What I found is that hurricanes are indeed getting stronger and wreaking more havoc for two main reasons. First, the oceans are getting warmer. What this means is that there is more evaporation and energy given to hurricanes to make them stronger and more active. If you've learned about kinetic energy in a physics class, this very principle is what's happening here. Heat makes molecules more active, increasing their kinetic energy. In the case of oceans, this means that warmer oceans creates a warmer atmosphere which means warmer molecules and thus more activity.
The second main reason for why hurricanes are doing more damage is the fact that the ocean levels are rising. What makes a hurricane a hurricane is the fact that they almost always occur over large bodies of water. In essence, large bodies of water and hurricanes go hand in hand. As ocean levels rise, that means there's more water to (A) give rise to hurricanes and (B) create more devastating floods.
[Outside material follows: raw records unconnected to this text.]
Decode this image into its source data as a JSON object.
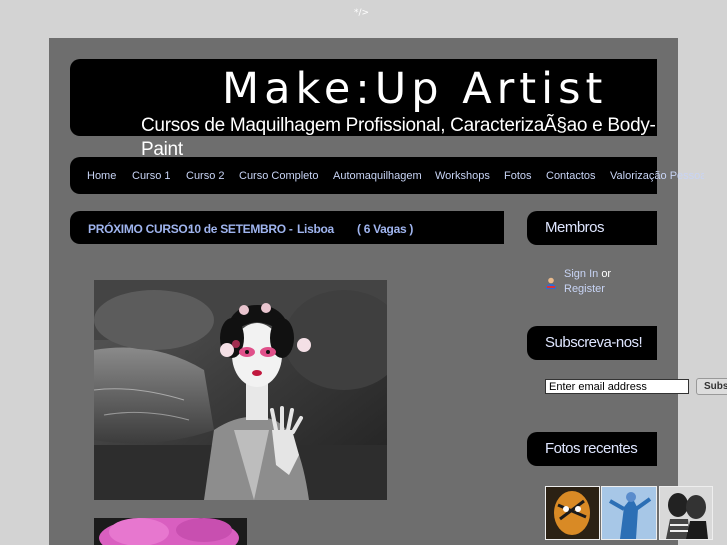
{
  "top_mark": "*/>",
  "header": {
    "title": "Make:Up Artist",
    "tagline": "Cursos de Maquilhagem Profissional, CaracterizaÃ§ao e Body-Paint"
  },
  "nav": [
    {
      "label": "Home"
    },
    {
      "label": "Curso 1"
    },
    {
      "label": "Curso 2"
    },
    {
      "label": "Curso Completo"
    },
    {
      "label": "Automaquilhagem"
    },
    {
      "label": "Workshops"
    },
    {
      "label": "Fotos"
    },
    {
      "label": "Contactos"
    },
    {
      "label": "Valorização Pessoal"
    }
  ],
  "announcement": {
    "prefix": "PRÓXIMO CURSO:",
    "date": "10 de SETEMBRO -",
    "city": "Lisboa",
    "vacancies": "( 6 Vagas )"
  },
  "sidebar": {
    "members": {
      "title": "Membros",
      "sign_in": "Sign In",
      "or": "or",
      "register": "Register"
    },
    "subscribe": {
      "title": "Subscreva-nos!",
      "email_placeholder": "Enter email address",
      "button": "Subs"
    },
    "photos": {
      "title": "Fotos recentes"
    }
  },
  "colors": {
    "page_bg": "#d3d3d3",
    "content_bg": "#6e6e6e",
    "bar_bg": "#000000",
    "nav_link": "#c8d4f5",
    "announcement_text": "#9fb4ee"
  }
}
When you combine more active, larger hurricanes with higher ocean levels, you get a recipe for more hurricanes in the Category 3-5 range, which is what we've been seeing over the past few decades. A quick side note, a Category 5 hurricane, which is the largest, is any hurricane that has 1 minute maximum sustained winds of at least 157 mph. With hurricanes such as Dorian flirting with 200 mph winds, there is some discussion about adding a 6th Category for 200+ mph to the Saffir-Simpson scale. The very fact that people are even floating around the idea of expanding the categories to six is alarming in and of itself.
So, what does this all mean and are we doomed to living in a world with increased damage and deaths because of hurricanes? The answer to that isn't as bleak as you might think. For starters, the one good thing about hurricanes is they typically give us a heads up that they're coming. Sort of like an annoying relative that you know will be coming for Thanksgiving. It sucks that they're coming, but at least you got a heads up that they're coming. Tornadoes on the other hand love the pop-in visit. Everything appears to be going just fine and then boom! Without warning there they are!
If we are able to improve emergency preparedness, mobilization, response times, aid, weather forecasting, infrastructure, and data there's a lot we can do to actually save human lives. On top of that, if we are able to create more eco-friendly communities and environments, that could also go a long ways towards helping mitigate the damage that is done.
Upon doing my research into hurricanes, my main take away is that while a serious threat and deserving our attention, there's still a lot within our control to lower the loss of life. It's just a matter of communities coming together to take proactive steps and governments giving them the support that they need.
Below are a list of articles that I read that helped inform me on this interesting subject. Also, click here to check out a heartwarming story about a woman in the Bahamas who sheltered 97 dogs in her house during Hurricane Dorian. @rsorenson started the conversation about that earlier this week.